Antenatal Depression


Antenatal Depression is a broad spectrum depressive mood anxiety condition that pertains specifically to; the thoughts and feelings of the expectant mother about herself, or her pregnancy. Antenatal Depression or also known as Prenatal Depression is classified as a form of clinical depression affecting a mother during the term of her pregnancy.

Signs of Antenatal Depression

  • Lack of interest or energypregnant
  • Feelings of resentment or anger towards others without due cause
  • Noticeable changes in sleep patterns; either sleeping too much, or too little
  • Feeling empty or numb- sometimes being described as feeling nothing at all
  • Loss of confidence, feeling of helplessness, or worthlessness
  • Weight gain or loss associated with irregular eating patterns
  • Lack of concentration or the ability to make clear decisions
  • Inability to cope with everyday life happenings; due to feelings of isolation or disconnection from others
  • Thoughts of harming yourself the baby or other children

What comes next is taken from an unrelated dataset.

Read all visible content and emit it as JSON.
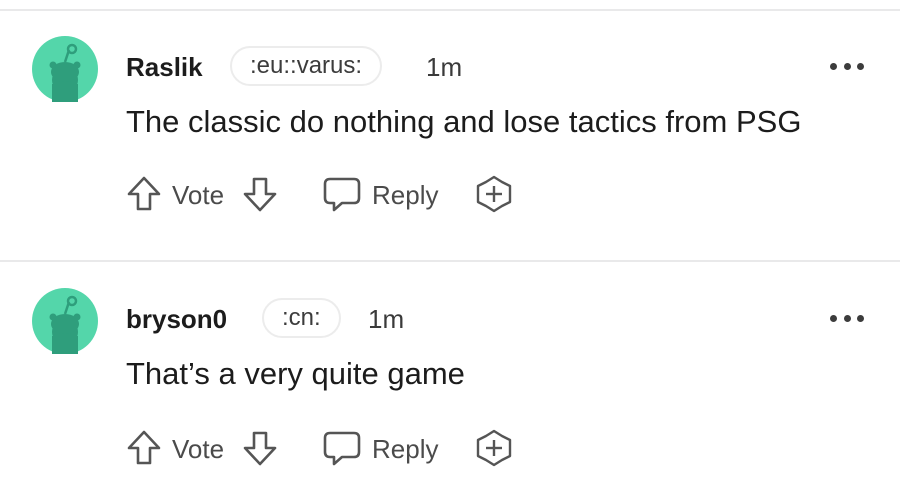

Depression is one of the most common mental health conditions that can affect you at any time in life, but the likelihood increases substantially during pregnancy. One in ten mothers will experience some form of depression during their pregnancy.

If feelings of ongoing sadness, anxiety, or a loss of interest in the pleasures of everyday life continue for extended amounts of time, you are most likely suffering from depression. As a mother, Antenatal Depression is very common especially in first time mother’s, and feels much like general heightened anxiety.

Feelings of anxiety and hopelessness in new mothers happen frequently, and are a very uncomfortable set of mixed feelings. The good news is that there are safe and effective treatments that can both treat, and manage both conditions at the same time.

Treatment of Antenatal Depression

There are two specific types of treatment for this depression; psychological and medical.

Psychological treatments

  • Cognitive behavior therapy (CBT)
  • Interpersonal Psychotherapy (IPT)

Medical Treatments

  • Antidepressant Medications
  • Electroconvulsive therapy (ECT)

parenatalCognitive behavior therapy (CBT) can help you identify the negative thinking processes that affect your mood and behavior. This therapy focuses on taking the negative predisposition a mother might have and replacing it with more positive forms of thinking. For instance, if you have a habit of avoidance due to negative thoughts or feelings your medical therapist would have you focus on confronting avoidance issues head on, and in a positive manner.

Interpersonal Psychotherapy (IPT) is a form of psychotherapy that focuses on your past in references to anxiety triggers or bad memories. Most of the time in this therapy your mental health professional will ask you to keep a journal of stress triggers or of past memories that might be particularly be disturbing you. As depression can be associated with loss or inability to manage conflict keeping a journal and becoming more self aware and accepting can help you cope.

Antidepressant Medications is a form of medical treatment used when psychological treatments may have not been productive in recovery. Antidepressants can ultimately help you manage your symptoms of depression so you can put your time and resources into recovery, and get back to your old self. There are many antidepressant medications that are safe for the baby, so you are able to take them even during your pregnancy term and after childbirth.

Electroconvulsive therapy (ECT) is a form of medical treatment used in severe cases of depression where antidepressants and psychotherapy were unsuccessful. ECT uses electromagnetic currents passed through to the brain in hopes to reset, or rewire your brain; this treatment is usually practiced as a last resort, or if there have been reoccurring suicide attempts due to severe depression. This treatment being very rare can only be provided by a prenatal psychiatrist who will generally confer alongside with your obstetrician. The risks of ECT being harmful to the mother and baby are relatively low, and have proven to be effective when all other treatments have failed.

This article was last updated on: July 12, 2018